Among the entries below, which lines include the string "SPEAKERS"? Show each one.
:: Records provided
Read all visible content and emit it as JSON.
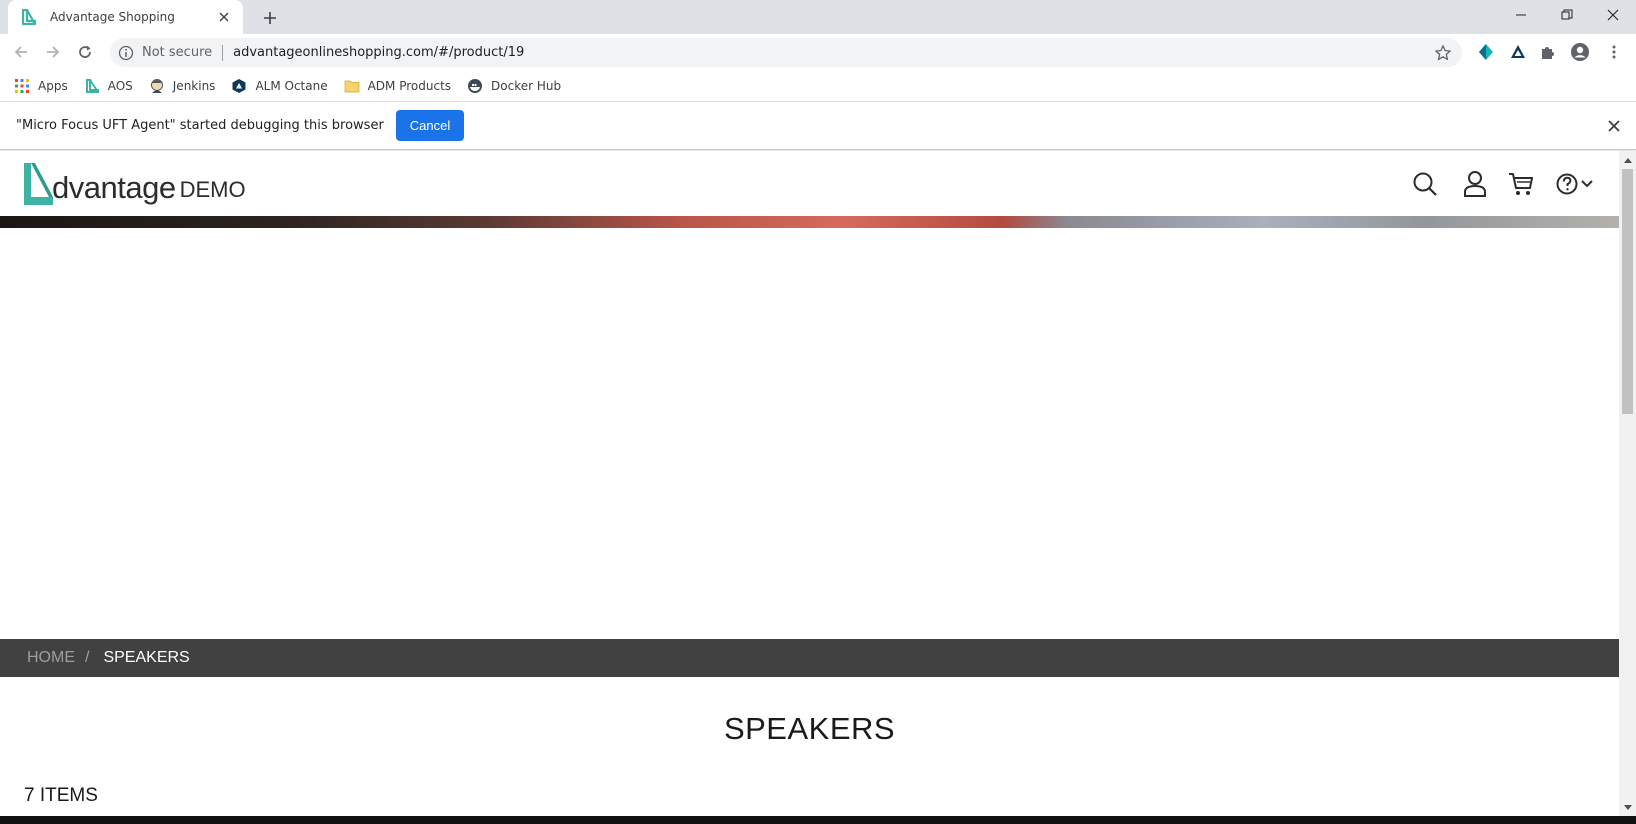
{
  "browser": {
    "tab": {
      "title": "Advantage Shopping",
      "favicon": "aos-logo-icon"
    },
    "address_bar": {
      "security_label": "Not secure",
      "url": "advantageonlineshopping.com/#/product/19"
    },
    "bookmarks": [
      {
        "label": "Apps",
        "icon": "apps-grid-icon"
      },
      {
        "label": "AOS",
        "icon": "aos-logo-icon"
      },
      {
        "label": "Jenkins",
        "icon": "jenkins-icon"
      },
      {
        "label": "ALM Octane",
        "icon": "octane-icon"
      },
      {
        "label": "ADM Products",
        "icon": "folder-icon"
      },
      {
        "label": "Docker Hub",
        "icon": "docker-icon"
      }
    ],
    "infobar": {
      "message": "\"Micro Focus UFT Agent\" started debugging this browser",
      "cancel_label": "Cancel"
    }
  },
  "site": {
    "logo": {
      "word": "dvantage",
      "suffix": "DEMO"
    },
    "header_icons": [
      "search-icon",
      "user-icon",
      "cart-icon",
      "help-icon"
    ],
    "breadcrumb": {
      "home": "HOME",
      "separator": "/",
      "current": "SPEAKERS"
    },
    "category_title": "SPEAKERS",
    "items_count": "7 ITEMS"
  },
  "colors": {
    "brand_teal": "#3fb3a3",
    "breadcrumb_bg": "#414141",
    "cancel_button": "#1a73e8"
  }
}
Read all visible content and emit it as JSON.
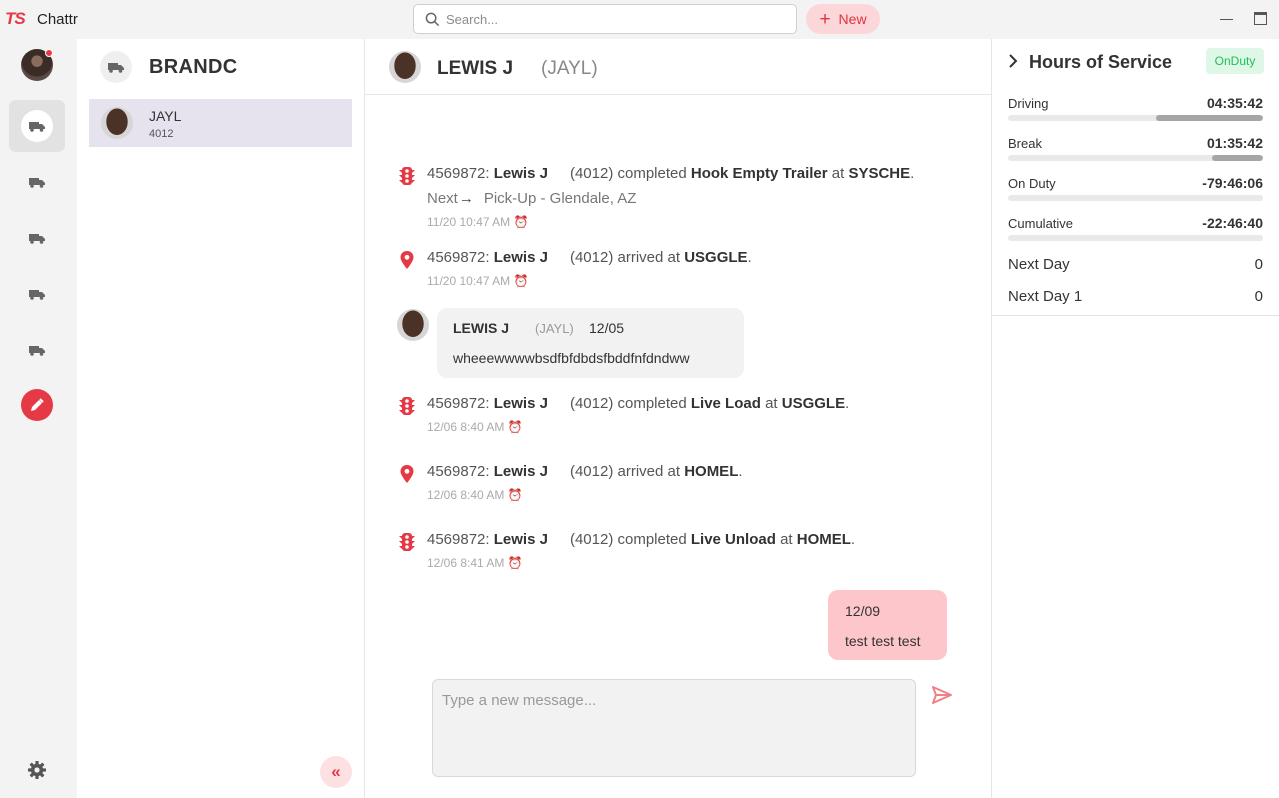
{
  "titlebar": {
    "logo": "TS",
    "app_name": "Chattr",
    "search_placeholder": "Search...",
    "new_label": "New"
  },
  "conversations": {
    "group_title": "BRANDC",
    "items": [
      {
        "name": "JAYL",
        "sub": "4012"
      }
    ]
  },
  "chat": {
    "header_name": "LEWIS J",
    "header_code": "(JAYL)",
    "messages": [
      {
        "type": "completed",
        "id": "4569872:",
        "driver": "Lewis J",
        "driver_code": "(4012)",
        "verb": "completed",
        "task": "Hook Empty Trailer",
        "at": "at",
        "location": "SYSCHE",
        "end": ".",
        "next_label": "Next",
        "next_value": "Pick-Up - Glendale, AZ",
        "time": "11/20 10:47 AM"
      },
      {
        "type": "arrived",
        "id": "4569872:",
        "driver": "Lewis J",
        "driver_code": "(4012)",
        "verb": "arrived at",
        "location": "USGGLE",
        "end": ".",
        "time": "11/20 10:47 AM"
      },
      {
        "type": "completed",
        "id": "4569872:",
        "driver": "Lewis J",
        "driver_code": "(4012)",
        "verb": "completed",
        "task": "Live Load",
        "at": "at",
        "location": "USGGLE",
        "end": ".",
        "time": "12/06 8:40 AM"
      },
      {
        "type": "arrived",
        "id": "4569872:",
        "driver": "Lewis J",
        "driver_code": "(4012)",
        "verb": "arrived at",
        "location": "HOMEL",
        "end": ".",
        "time": "12/06 8:40 AM"
      },
      {
        "type": "completed",
        "id": "4569872:",
        "driver": "Lewis J",
        "driver_code": "(4012)",
        "verb": "completed",
        "task": "Live Unload",
        "at": "at",
        "location": "HOMEL",
        "end": ".",
        "time": "12/06 8:41 AM"
      }
    ],
    "incoming": {
      "name": "LEWIS J",
      "code": "(JAYL)",
      "date": "12/05",
      "text": "wheeewwwwbsdfbfdbdsfbddfnfdndww"
    },
    "outgoing": {
      "date": "12/09",
      "text": "test test test"
    },
    "composer_placeholder": "Type a new message..."
  },
  "hos": {
    "title": "Hours of Service",
    "status": "OnDuty",
    "rows": [
      {
        "label": "Driving",
        "value": "04:35:42",
        "fraction": 0.42
      },
      {
        "label": "Break",
        "value": "01:35:42",
        "fraction": 0.2
      },
      {
        "label": "On Duty",
        "value": "-79:46:06",
        "fraction": 0
      },
      {
        "label": "Cumulative",
        "value": "-22:46:40",
        "fraction": 0
      }
    ],
    "next_day": [
      {
        "label": "Next Day",
        "value": "0"
      },
      {
        "label": "Next Day 1",
        "value": "0"
      }
    ]
  },
  "colors": {
    "accent": "#e53945",
    "accent_light": "#fcd7da",
    "outgoing_bubble": "#fcc6ca",
    "status_green": "#1fbf56"
  },
  "icons": {
    "rail": [
      "avatar",
      "truck-icon",
      "truck-icon",
      "truck-icon",
      "truck-icon",
      "truck-icon",
      "pencil-icon",
      "gear-icon"
    ]
  }
}
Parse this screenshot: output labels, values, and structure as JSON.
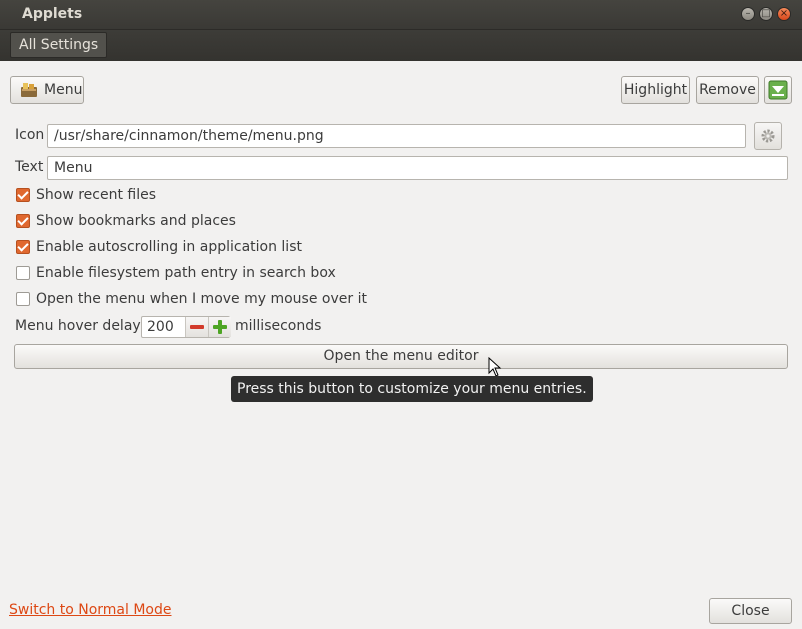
{
  "window": {
    "title": "Applets"
  },
  "toolbar": {
    "all_settings": "All Settings"
  },
  "applet": {
    "menu_label": "Menu",
    "highlight_label": "Highlight",
    "remove_label": "Remove"
  },
  "settings": {
    "icon_label": "Icon",
    "icon_value": "/usr/share/cinnamon/theme/menu.png",
    "text_label": "Text",
    "text_value": "Menu",
    "checkboxes": [
      {
        "label": "Show recent files",
        "checked": true
      },
      {
        "label": "Show bookmarks and places",
        "checked": true
      },
      {
        "label": "Enable autoscrolling in application list",
        "checked": true
      },
      {
        "label": "Enable filesystem path entry in search box",
        "checked": false
      },
      {
        "label": "Open the menu when I move my mouse over it",
        "checked": false
      }
    ],
    "hover_delay_label": "Menu hover delay:",
    "hover_delay_value": "200",
    "hover_delay_unit": "milliseconds",
    "editor_button": "Open the menu editor",
    "editor_tooltip": "Press this button to customize your menu entries."
  },
  "footer": {
    "switch_mode": "Switch to Normal Mode",
    "close_label": "Close"
  },
  "colors": {
    "accent": "#e0682f",
    "link": "#dd4814",
    "titlebar": "#3c3b37",
    "background": "#f2f1f0"
  },
  "icons": [
    "applet-menu-icon",
    "move-down-icon",
    "gear-icon",
    "minus-icon",
    "plus-icon",
    "mouse-cursor-icon"
  ]
}
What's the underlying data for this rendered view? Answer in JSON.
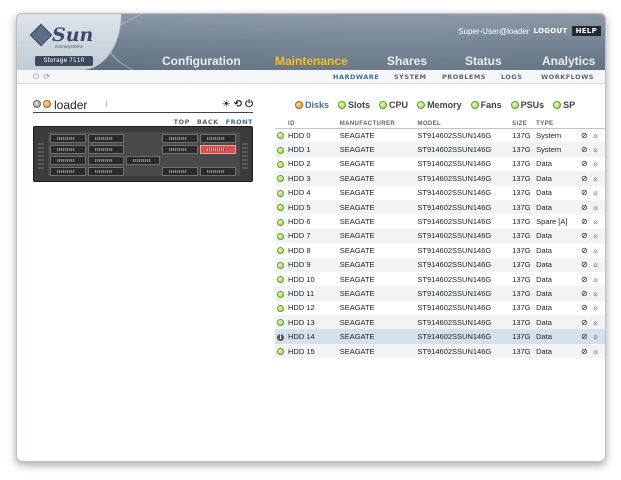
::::
Solution for this task –
      "current": "SPEAKERS"
    "category_title": "SPEAKERS",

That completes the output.